The diagnosis of primary ITP is one of exclusion. Besides excluding causes of secondary ITP as described above, other causes of thrombocytopenia must be ruled out. These include but are not limited to thrombotic thrombocytopenia purpura/hemolytic uremic syndrome (TTP/HUS) and disseminated intravascular coagulation (DIC). Patients with ITP will have a normal CBC except for the presence of thrombocytopenia and normal PT/ PTT. Renal function is not impaired, and the peripheral smear is normal except for decreased number of circulating platelets. In contrast to ITP, TTP will have thrombocytopenia and anemia. Renal function is usually impaired, and the peripheral smear will have schistocytes. Patients with DIC will not only have signs of a microangiopathic hemolytic anemia, but will also have prolonged PT and PTT along with low fibrinogen levels and increased fibrin degradation products.
Clinically, patients typically present to the ED with signs of mucocutaneous bleeding. Patients will complain of easy bruising and the presence of symmetrical dependent petechiae and purpura. These are nonpalpable and asymptomatic. This is in contrast with patients who present with vasculitic purpura which are palpable and often symptomatic where patients may complain of prodromal itching or burning. Vasculitic purpura does not tend to be dependently distributed. Patients with ITP may present with epistaxis, gingival bleeding or menorrhagia. Gastrointestinal bleeding, hematuria, and intracranial hemorrhage are rare and are typically seen in older patients with severe (<10,000 /μL) thrombocytopenia. Patients otherwise are well with no other signs of systemic illness, the presence of which such as fevers, weight loss, or joint pains should begin an investigation into an underlying disease that may cause secondary ITP.
Patients will have a normal CBC except for thrombocytopenia, a normal peripheral smear, and PT/PTT. There are limited data correlating clinical presentation with platelet count, most of which are derived from patients who have thrombocytopenia secondary to chemotherapy-induced marrow suppression. Unlike patients with chemo-induced thrombocytopenia, patients with ITP actually tend to have increased production of platelets and therefore are less symptomatic at similar platelet counts. In fact most patients who present to the ED will have platelet counts less than 10,000 /μL.

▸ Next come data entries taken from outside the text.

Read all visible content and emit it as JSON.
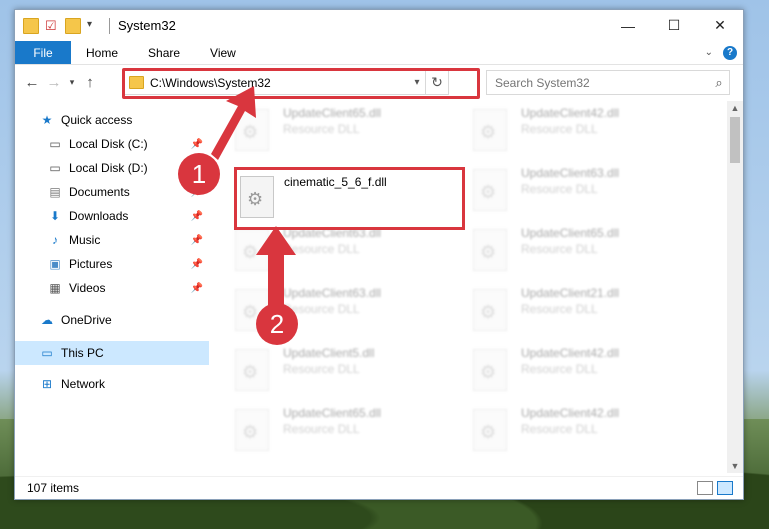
{
  "window": {
    "title": "System32",
    "minimize": "—",
    "maximize": "☐",
    "close": "✕"
  },
  "ribbon": {
    "tabs": [
      "File",
      "Home",
      "Share",
      "View"
    ]
  },
  "address": {
    "path": "C:\\Windows\\System32"
  },
  "search": {
    "placeholder": "Search System32"
  },
  "sidebar": {
    "quick_access": "Quick access",
    "items": [
      "Local Disk (C:)",
      "Local Disk (D:)",
      "Documents",
      "Downloads",
      "Music",
      "Pictures",
      "Videos"
    ],
    "onedrive": "OneDrive",
    "this_pc": "This PC",
    "network": "Network"
  },
  "files": {
    "col1": [
      {
        "name": "UpdateClient65.dll",
        "type": "Resource DLL"
      },
      {
        "name": "UpdateClient63.dll",
        "type": "Resource DLL"
      },
      {
        "name": "UpdateClient63.dll",
        "type": "Resource DLL"
      },
      {
        "name": "UpdateClient5.dll",
        "type": "Resource DLL"
      },
      {
        "name": "UpdateClient65.dll",
        "type": "Resource DLL"
      }
    ],
    "col2": [
      {
        "name": "UpdateClient42.dll",
        "type": "Resource DLL"
      },
      {
        "name": "UpdateClient63.dll",
        "type": "Resource DLL"
      },
      {
        "name": "UpdateClient65.dll",
        "type": "Resource DLL"
      },
      {
        "name": "UpdateClient21.dll",
        "type": "Resource DLL"
      },
      {
        "name": "UpdateClient42.dll",
        "type": "Resource DLL"
      },
      {
        "name": "UpdateClient42.dll",
        "type": "Resource DLL"
      }
    ],
    "highlighted": "cinematic_5_6_f.dll"
  },
  "status": {
    "count": "107 items"
  },
  "callouts": [
    "1",
    "2"
  ],
  "colors": {
    "accent": "#1979ca",
    "highlight": "#d9363e"
  }
}
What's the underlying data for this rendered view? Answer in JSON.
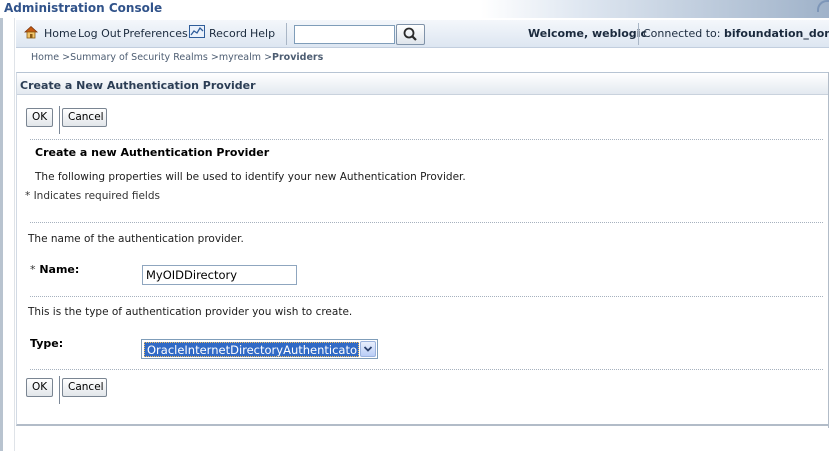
{
  "app": {
    "title": "Administration Console"
  },
  "toolbar": {
    "home": "Home",
    "logout": "Log Out",
    "preferences": "Preferences",
    "record": "Record",
    "help": "Help",
    "search_value": "",
    "welcome": "Welcome, weblogic",
    "connected_label": "Connected to:",
    "domain": "bifoundation_domai"
  },
  "breadcrumb": {
    "items": [
      "Home",
      "Summary of Security Realms",
      "myrealm"
    ],
    "separator": ">",
    "current": "Providers"
  },
  "panel": {
    "title": "Create a New Authentication Provider",
    "ok": "OK",
    "cancel": "Cancel",
    "section_title": "Create a new Authentication Provider",
    "section_desc": "The following properties will be used to identify your new Authentication Provider.",
    "required_note": "* Indicates required fields",
    "name_desc": "The name of the authentication provider.",
    "name_req": "*",
    "name_label": "Name:",
    "name_value": "MyOIDDirectory",
    "type_desc": "This is the type of authentication provider you wish to create.",
    "type_label": "Type:",
    "type_value": "OracleInternetDirectoryAuthenticator"
  },
  "colors": {
    "title": "#31538a",
    "selected": "#316ac5"
  },
  "icons": [
    "home-icon",
    "record-icon",
    "search-icon",
    "chevron-down-icon"
  ]
}
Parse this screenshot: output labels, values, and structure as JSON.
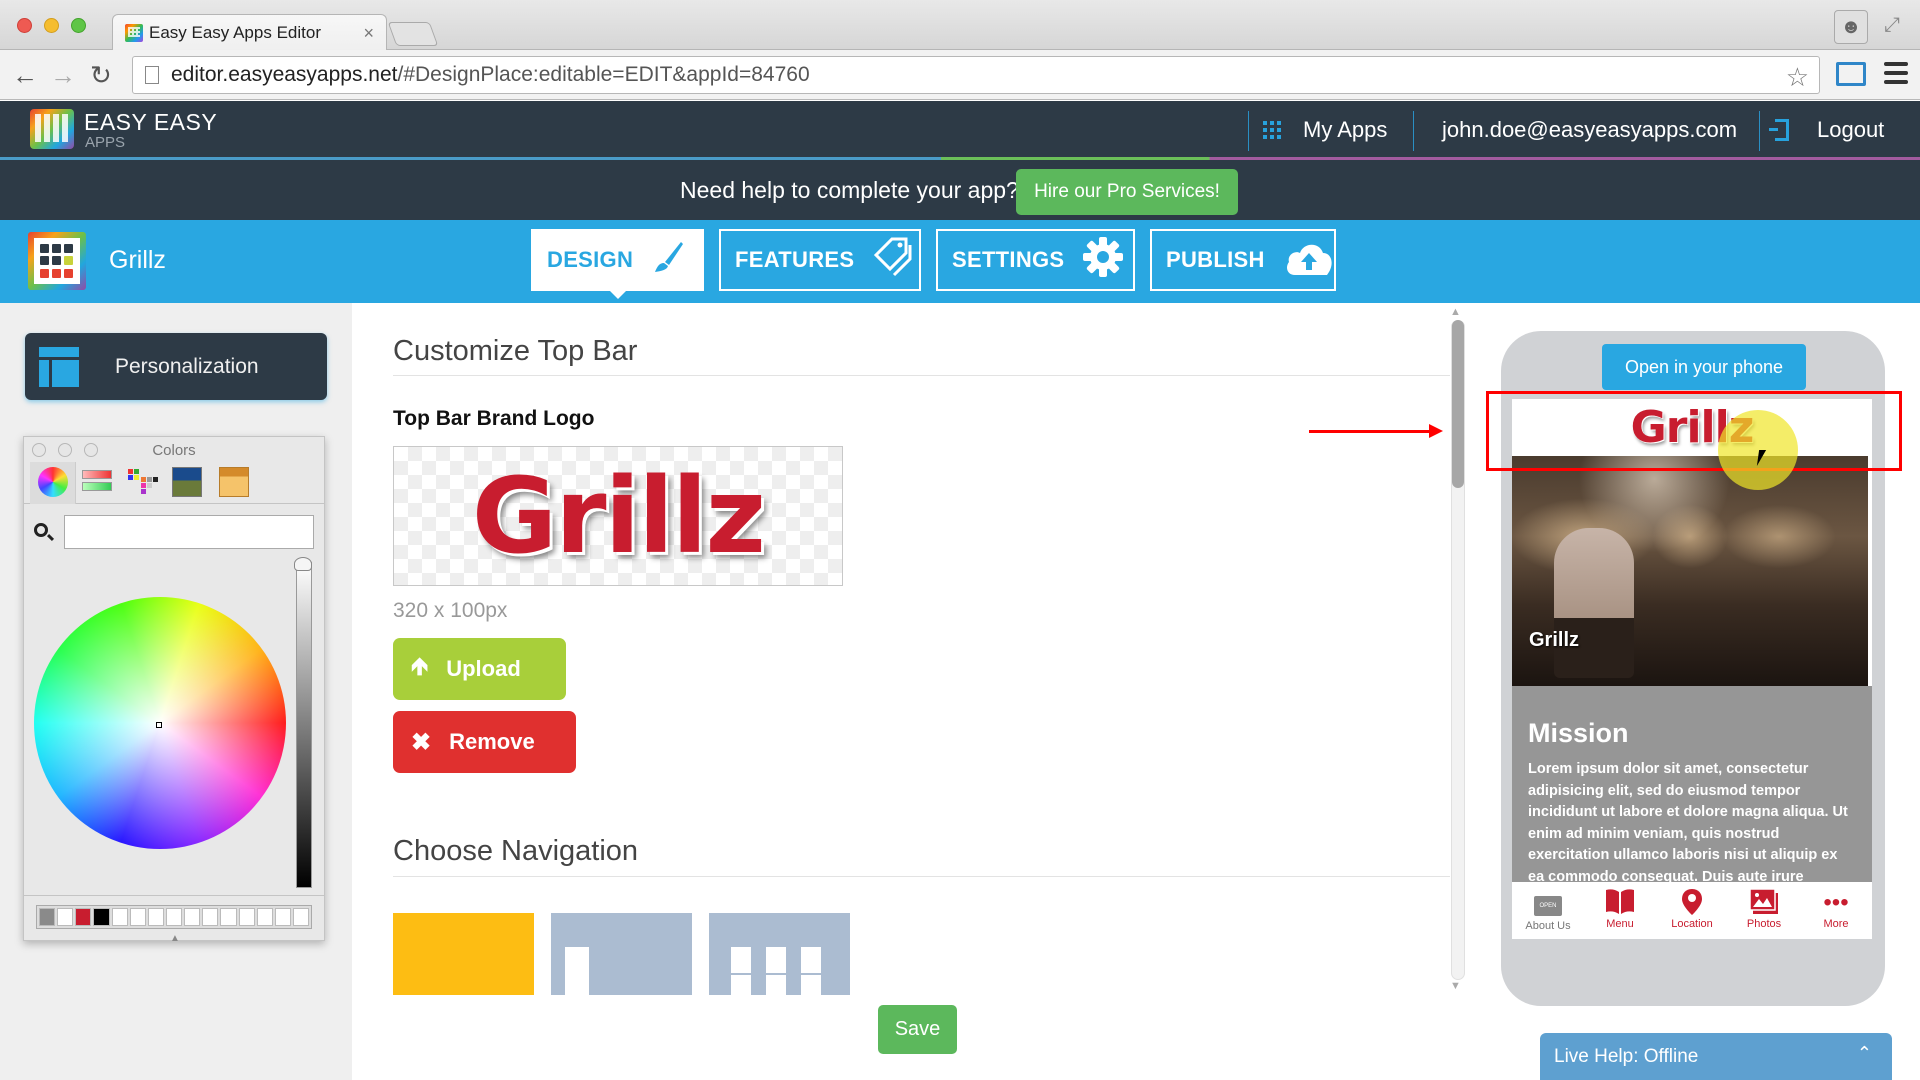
{
  "browser": {
    "tab_title": "Easy Easy Apps Editor",
    "url_host": "editor.easyeasyapps.net",
    "url_path": "/#DesignPlace:editable=EDIT&appId=84760"
  },
  "header": {
    "brand_title": "EASY EASY",
    "brand_sub": "APPS",
    "my_apps": "My Apps",
    "user_email": "john.doe@easyeasyapps.com",
    "logout": "Logout",
    "help_text": "Need help to complete your app?",
    "pro_button": "Hire our Pro Services!"
  },
  "toolbar": {
    "app_name": "Grillz",
    "tabs": [
      {
        "label": "DESIGN",
        "icon": "paintbrush-icon",
        "active": true
      },
      {
        "label": "FEATURES",
        "icon": "tags-icon",
        "active": false
      },
      {
        "label": "SETTINGS",
        "icon": "gear-icon",
        "active": false
      },
      {
        "label": "PUBLISH",
        "icon": "cloud-upload-icon",
        "active": false
      }
    ]
  },
  "sidebar": {
    "personalization_label": "Personalization",
    "colors_panel": {
      "title": "Colors",
      "search_value": "",
      "swatches": [
        "#8a8a8a",
        "#ffffff",
        "#c81d2f",
        "#000000",
        "#ffffff",
        "#ffffff",
        "#ffffff",
        "#ffffff",
        "#ffffff",
        "#ffffff",
        "#ffffff",
        "#ffffff",
        "#ffffff",
        "#ffffff",
        "#ffffff"
      ]
    }
  },
  "main": {
    "section1_title": "Customize Top Bar",
    "logo_label": "Top Bar Brand Logo",
    "logo_text": "Grillz",
    "logo_size_hint": "320 x 100px",
    "upload_label": "Upload",
    "remove_label": "Remove",
    "section2_title": "Choose Navigation",
    "navigation_options": [
      {
        "name": "single",
        "selected": true
      },
      {
        "name": "sidebar",
        "selected": false
      },
      {
        "name": "tabs-grid",
        "selected": false
      }
    ],
    "save_label": "Save"
  },
  "preview": {
    "open_phone_label": "Open in your phone",
    "topbar_logo": "Grillz",
    "hero_caption": "Grillz",
    "mission_title": "Mission",
    "mission_body": "Lorem ipsum dolor sit amet, consectetur adipisicing elit, sed do eiusmod tempor incididunt ut labore et dolore magna aliqua. Ut enim ad minim veniam, quis nostrud exercitation ullamco laboris nisi ut aliquip ex ea commodo consequat. Duis aute irure",
    "tabbar": [
      {
        "label": "About Us",
        "icon": "open-sign-icon",
        "active": false
      },
      {
        "label": "Menu",
        "icon": "book-icon",
        "active": true
      },
      {
        "label": "Location",
        "icon": "map-pin-icon",
        "active": true
      },
      {
        "label": "Photos",
        "icon": "photos-icon",
        "active": true
      },
      {
        "label": "More",
        "icon": "more-dots-icon",
        "active": true
      }
    ],
    "open_sign_text": "OPEN"
  },
  "live_help": {
    "label": "Live Help: Offline"
  },
  "colors": {
    "accent_blue": "#29a7e1",
    "header_dark": "#2d3a46",
    "brand_red": "#c81d2f",
    "green": "#5cb85c",
    "upload_green": "#a8cf3a",
    "remove_red": "#e0302f",
    "nav_selected": "#fdbd13",
    "nav_unselected": "#abbcd1"
  }
}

In general, treatment is not necessary for platelet counts greater than 30,000-50,000/μL. Treatment is usually begun once the platelet count drops to <30,000 μL. In adults, treatment begins with prednisone at a dose of 1-1.5 mg/kg/d. Anti-D immune globulin can be considered in Rh-positive patients instead of prednisone, although it is more expensive. If a patient presents with severe bleeding (intracranial hemorrhage, gastrointestinal bleeding) or is in need of emergency surgery, then intravenous methylprednisolone at a dose of 30 mg/kg/day (max 1 gm/day) along with intravenous immune globulin (1 gm/kg/d) should be administered. Platelets can be transfused, and if required, should be given in a dose two to three times the usual amount infused. Other treatments that can be considered include vincristine, splenectomy, and plasmapheresis.
Treatment in children is a bit more controversial, and may include observation, oral prednisone at the same or higher doses, intravenous immune globulin, and anti-D immune globulin. Significant relapses in adults are generally treated with splenectomy. In children, splenectomy is deferred as long as possible for fear of development of bacterial sepsis. It goes without saying that hematology should be consulted for all cases of ITP.